Input START

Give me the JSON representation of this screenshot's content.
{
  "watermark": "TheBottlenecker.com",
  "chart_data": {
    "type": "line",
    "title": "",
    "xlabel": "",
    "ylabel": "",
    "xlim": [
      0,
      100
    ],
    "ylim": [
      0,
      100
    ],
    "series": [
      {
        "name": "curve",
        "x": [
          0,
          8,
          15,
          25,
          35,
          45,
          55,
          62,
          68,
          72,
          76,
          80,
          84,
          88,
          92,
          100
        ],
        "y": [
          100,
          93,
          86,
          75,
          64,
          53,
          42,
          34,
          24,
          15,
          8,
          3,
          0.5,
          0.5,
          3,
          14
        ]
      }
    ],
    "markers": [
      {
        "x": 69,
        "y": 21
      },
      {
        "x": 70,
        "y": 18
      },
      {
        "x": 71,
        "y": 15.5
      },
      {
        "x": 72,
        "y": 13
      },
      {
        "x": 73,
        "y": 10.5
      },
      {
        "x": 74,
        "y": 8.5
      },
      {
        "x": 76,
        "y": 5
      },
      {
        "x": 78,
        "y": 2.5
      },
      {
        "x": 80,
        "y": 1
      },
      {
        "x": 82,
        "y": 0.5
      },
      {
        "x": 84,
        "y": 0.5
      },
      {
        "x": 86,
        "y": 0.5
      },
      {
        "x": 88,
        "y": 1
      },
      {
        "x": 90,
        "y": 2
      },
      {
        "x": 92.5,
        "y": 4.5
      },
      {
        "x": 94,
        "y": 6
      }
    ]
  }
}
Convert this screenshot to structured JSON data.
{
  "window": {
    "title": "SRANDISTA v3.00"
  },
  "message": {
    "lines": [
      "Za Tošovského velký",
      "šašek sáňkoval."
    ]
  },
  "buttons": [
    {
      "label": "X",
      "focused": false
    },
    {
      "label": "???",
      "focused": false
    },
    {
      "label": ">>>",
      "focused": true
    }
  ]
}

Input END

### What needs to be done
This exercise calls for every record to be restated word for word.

### Written reply
Give me the JSON representation of this screenshot's content.
{
  "watermark": "TheBottlenecker.com",
  "chart_data": {
    "type": "line",
    "title": "",
    "xlabel": "",
    "ylabel": "",
    "xlim": [
      0,
      100
    ],
    "ylim": [
      0,
      100
    ],
    "series": [
      {
        "name": "curve",
        "x": [
          0,
          8,
          15,
          25,
          35,
          45,
          55,
          62,
          68,
          72,
          76,
          80,
          84,
          88,
          92,
          100
        ],
        "y": [
          100,
          93,
          86,
          75,
          64,
          53,
          42,
          34,
          24,
          15,
          8,
          3,
          0.5,
          0.5,
          3,
          14
        ]
      }
    ],
    "markers": [
      {
        "x": 69,
        "y": 21
      },
      {
        "x": 70,
        "y": 18
      },
      {
        "x": 71,
        "y": 15.5
      },
      {
        "x": 72,
        "y": 13
      },
      {
        "x": 73,
        "y": 10.5
      },
      {
        "x": 74,
        "y": 8.5
      },
      {
        "x": 76,
        "y": 5
      },
      {
        "x": 78,
        "y": 2.5
      },
      {
        "x": 80,
        "y": 1
      },
      {
        "x": 82,
        "y": 0.5
      },
      {
        "x": 84,
        "y": 0.5
      },
      {
        "x": 86,
        "y": 0.5
      },
      {
        "x": 88,
        "y": 1
      },
      {
        "x": 90,
        "y": 2
      },
      {
        "x": 92.5,
        "y": 4.5
      },
      {
        "x": 94,
        "y": 6
      }
    ]
  }
}
Convert this screenshot to structured JSON data.
{
  "window": {
    "title": "SRANDISTA v3.00"
  },
  "message": {
    "lines": [
      "Za Tošovského velký",
      "šašek sáňkoval."
    ]
  },
  "buttons": [
    {
      "label": "X",
      "focused": false
    },
    {
      "label": "???",
      "focused": false
    },
    {
      "label": ">>>",
      "focused": true
    }
  ]
}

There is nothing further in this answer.